A doll that can be dressed/undressed, with a nappy, and a blanket. Accessories like a cradle, sling carrier (on etsy), or change of clothes are purely optional and based on space, but I recommend them. Some children prefer bears or things. I don’t see any harm in both owning a doll AND a stuffed animal. But Americans tend to overdue it on stuffed animals.
Kitchen play items- it can be as simple as a bowl, cup, and spoon, or as complicated as some wooden or felt fake food and a play wooden kitchen. I’ve seen some great kitchen’s made from cardboard boxes.
A set of waldorf dollhouse size dolls like these. They stand up because their feet are flat and they’re completely bendy but sturdy. You can also get this dollhouse instead, which comes with 11 pieces of basic furniture and 2 figures.
Homemade playdough (which is gluten free) or modeling clay
Items from the recycling bin for “hacks and mods”
An old sheet and some buffalo clips (those huge black clips you get at staples) for tent building
Books (we go to the library weekly but we keep favorites at home for storytime)
A shovel and pail (sidewalk chalk is great too)
A musical instrument (I recommend a percussion instrument for younger children and a more complicated instrument for older children)
A couple of cars

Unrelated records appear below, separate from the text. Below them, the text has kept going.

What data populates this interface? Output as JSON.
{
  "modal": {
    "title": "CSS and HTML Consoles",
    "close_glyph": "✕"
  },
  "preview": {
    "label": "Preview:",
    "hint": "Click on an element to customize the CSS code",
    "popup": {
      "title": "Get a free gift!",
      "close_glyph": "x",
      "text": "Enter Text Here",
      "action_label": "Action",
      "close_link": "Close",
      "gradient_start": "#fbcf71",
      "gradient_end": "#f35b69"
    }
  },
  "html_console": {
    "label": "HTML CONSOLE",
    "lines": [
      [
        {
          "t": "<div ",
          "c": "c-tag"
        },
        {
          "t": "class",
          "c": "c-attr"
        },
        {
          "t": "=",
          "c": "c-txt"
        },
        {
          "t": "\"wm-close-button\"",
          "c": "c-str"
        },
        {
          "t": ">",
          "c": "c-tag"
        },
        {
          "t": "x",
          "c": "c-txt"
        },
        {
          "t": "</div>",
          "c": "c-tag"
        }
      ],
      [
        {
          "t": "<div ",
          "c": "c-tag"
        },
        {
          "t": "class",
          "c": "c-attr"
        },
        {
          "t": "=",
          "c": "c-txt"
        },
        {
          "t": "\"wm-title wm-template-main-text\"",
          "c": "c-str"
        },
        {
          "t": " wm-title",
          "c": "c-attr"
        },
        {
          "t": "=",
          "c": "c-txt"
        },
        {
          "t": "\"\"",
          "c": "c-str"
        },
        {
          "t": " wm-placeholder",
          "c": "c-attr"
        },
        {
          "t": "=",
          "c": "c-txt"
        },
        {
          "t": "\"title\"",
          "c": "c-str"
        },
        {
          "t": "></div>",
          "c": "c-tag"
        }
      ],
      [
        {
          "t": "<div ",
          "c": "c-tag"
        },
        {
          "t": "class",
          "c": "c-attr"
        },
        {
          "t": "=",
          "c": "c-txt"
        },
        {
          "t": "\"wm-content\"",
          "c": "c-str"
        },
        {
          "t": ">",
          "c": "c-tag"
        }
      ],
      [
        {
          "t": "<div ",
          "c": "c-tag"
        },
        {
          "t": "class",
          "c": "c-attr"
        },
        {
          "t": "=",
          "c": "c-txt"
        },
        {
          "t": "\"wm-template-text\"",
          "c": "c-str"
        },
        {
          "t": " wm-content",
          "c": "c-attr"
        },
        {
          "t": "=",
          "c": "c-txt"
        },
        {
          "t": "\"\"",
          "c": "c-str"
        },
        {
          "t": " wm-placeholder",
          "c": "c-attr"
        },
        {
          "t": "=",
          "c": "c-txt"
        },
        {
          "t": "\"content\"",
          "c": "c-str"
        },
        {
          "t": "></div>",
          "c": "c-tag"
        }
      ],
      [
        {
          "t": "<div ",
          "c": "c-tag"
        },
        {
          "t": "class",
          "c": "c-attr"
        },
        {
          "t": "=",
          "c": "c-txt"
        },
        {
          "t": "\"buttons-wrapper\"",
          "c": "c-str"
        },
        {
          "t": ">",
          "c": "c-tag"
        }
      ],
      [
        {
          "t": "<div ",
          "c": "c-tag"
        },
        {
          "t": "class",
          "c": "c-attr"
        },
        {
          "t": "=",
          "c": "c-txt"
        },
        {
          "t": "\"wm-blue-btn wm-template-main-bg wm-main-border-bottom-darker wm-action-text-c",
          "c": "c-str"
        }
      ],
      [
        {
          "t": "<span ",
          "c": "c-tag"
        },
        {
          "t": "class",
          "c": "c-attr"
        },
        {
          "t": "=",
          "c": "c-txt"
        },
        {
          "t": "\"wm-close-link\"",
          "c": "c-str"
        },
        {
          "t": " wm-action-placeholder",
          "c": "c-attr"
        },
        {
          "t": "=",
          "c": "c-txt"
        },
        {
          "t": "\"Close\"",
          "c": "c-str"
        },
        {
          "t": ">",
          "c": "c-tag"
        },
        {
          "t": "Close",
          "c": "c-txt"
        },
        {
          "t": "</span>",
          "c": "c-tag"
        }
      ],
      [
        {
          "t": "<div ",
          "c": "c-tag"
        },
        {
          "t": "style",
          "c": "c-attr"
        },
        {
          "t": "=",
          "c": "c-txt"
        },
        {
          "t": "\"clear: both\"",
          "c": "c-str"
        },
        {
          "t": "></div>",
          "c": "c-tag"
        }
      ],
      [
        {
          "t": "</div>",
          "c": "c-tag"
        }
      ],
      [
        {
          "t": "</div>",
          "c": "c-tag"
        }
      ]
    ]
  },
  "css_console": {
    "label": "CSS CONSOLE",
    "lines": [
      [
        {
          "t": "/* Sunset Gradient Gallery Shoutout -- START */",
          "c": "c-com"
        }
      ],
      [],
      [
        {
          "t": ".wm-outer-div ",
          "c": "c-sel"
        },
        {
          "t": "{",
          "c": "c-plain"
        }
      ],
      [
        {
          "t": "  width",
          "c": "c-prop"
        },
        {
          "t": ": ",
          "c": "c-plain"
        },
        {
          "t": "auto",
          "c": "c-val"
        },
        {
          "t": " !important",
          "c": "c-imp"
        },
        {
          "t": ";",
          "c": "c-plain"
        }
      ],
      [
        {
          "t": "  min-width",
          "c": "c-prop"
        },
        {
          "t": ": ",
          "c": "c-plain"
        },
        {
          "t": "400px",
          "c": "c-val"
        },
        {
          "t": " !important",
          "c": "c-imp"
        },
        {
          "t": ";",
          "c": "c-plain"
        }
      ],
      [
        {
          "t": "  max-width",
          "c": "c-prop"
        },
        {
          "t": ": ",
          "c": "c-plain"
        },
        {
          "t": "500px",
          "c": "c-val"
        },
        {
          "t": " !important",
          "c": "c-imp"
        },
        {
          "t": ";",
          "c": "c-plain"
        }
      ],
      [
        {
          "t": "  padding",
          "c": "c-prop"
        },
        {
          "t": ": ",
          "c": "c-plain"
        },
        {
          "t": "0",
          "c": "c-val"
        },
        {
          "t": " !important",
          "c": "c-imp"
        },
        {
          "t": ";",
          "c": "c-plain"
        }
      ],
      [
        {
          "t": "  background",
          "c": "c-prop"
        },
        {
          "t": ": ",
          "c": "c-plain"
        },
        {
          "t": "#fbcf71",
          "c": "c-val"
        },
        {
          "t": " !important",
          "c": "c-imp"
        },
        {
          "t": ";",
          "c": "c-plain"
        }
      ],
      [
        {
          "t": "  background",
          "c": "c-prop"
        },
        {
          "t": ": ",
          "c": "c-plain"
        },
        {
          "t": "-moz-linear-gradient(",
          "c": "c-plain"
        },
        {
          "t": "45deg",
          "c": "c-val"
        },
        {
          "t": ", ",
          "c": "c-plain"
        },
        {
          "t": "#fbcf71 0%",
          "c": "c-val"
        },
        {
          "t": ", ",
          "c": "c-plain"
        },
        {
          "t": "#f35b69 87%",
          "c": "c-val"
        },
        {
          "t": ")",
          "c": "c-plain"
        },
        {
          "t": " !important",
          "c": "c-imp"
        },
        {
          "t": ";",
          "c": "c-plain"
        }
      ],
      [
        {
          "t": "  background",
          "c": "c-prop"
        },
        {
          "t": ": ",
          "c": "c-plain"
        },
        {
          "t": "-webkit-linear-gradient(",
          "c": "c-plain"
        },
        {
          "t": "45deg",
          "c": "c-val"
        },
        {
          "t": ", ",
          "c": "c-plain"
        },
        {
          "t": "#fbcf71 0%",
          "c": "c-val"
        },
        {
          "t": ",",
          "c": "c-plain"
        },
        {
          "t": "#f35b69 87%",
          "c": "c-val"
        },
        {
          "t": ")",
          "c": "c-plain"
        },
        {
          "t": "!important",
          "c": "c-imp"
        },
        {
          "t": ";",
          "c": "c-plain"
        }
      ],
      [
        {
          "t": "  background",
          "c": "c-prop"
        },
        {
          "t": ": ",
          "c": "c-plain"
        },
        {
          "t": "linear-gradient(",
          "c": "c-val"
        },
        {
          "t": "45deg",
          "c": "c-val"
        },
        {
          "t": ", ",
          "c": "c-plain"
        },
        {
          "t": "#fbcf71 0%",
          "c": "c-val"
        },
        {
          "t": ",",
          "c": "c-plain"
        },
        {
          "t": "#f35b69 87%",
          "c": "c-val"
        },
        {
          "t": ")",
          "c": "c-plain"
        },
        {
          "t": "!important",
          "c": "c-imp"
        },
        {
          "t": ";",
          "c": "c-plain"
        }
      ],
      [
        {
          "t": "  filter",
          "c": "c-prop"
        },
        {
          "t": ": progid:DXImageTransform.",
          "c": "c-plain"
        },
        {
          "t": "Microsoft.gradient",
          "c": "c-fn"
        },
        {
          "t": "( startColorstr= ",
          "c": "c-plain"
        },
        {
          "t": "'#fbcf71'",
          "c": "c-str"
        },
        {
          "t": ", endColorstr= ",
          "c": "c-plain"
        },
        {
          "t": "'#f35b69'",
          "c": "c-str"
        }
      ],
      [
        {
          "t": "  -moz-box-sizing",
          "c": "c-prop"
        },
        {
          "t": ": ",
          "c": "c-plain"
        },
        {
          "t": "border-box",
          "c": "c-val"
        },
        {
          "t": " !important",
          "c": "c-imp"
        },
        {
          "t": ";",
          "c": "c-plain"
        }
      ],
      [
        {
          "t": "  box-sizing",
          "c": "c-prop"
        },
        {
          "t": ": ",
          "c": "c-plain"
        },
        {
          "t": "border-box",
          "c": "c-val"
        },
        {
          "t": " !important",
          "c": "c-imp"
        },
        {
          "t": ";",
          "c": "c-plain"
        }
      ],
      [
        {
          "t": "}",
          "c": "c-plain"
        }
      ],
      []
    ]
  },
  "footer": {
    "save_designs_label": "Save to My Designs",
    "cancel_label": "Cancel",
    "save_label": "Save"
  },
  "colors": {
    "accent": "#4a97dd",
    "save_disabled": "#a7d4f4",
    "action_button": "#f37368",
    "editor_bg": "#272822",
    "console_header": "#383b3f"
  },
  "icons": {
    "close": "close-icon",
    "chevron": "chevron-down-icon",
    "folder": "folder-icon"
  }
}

Aaaaadddd…that’s really more than any child needs. Obviously some of those toys are a little advanced (like scissors), but most of them can be utilized by my son who is two, and older children who are driven by imagination. Older children tend to have more role-playing games and functional crafts, while small children are more driven by cause and effect and discovery. You will find a couple of these items in the “pocket playground”, and here is a link with 50 ideas for the use of the 8 items recommended by the people who created it.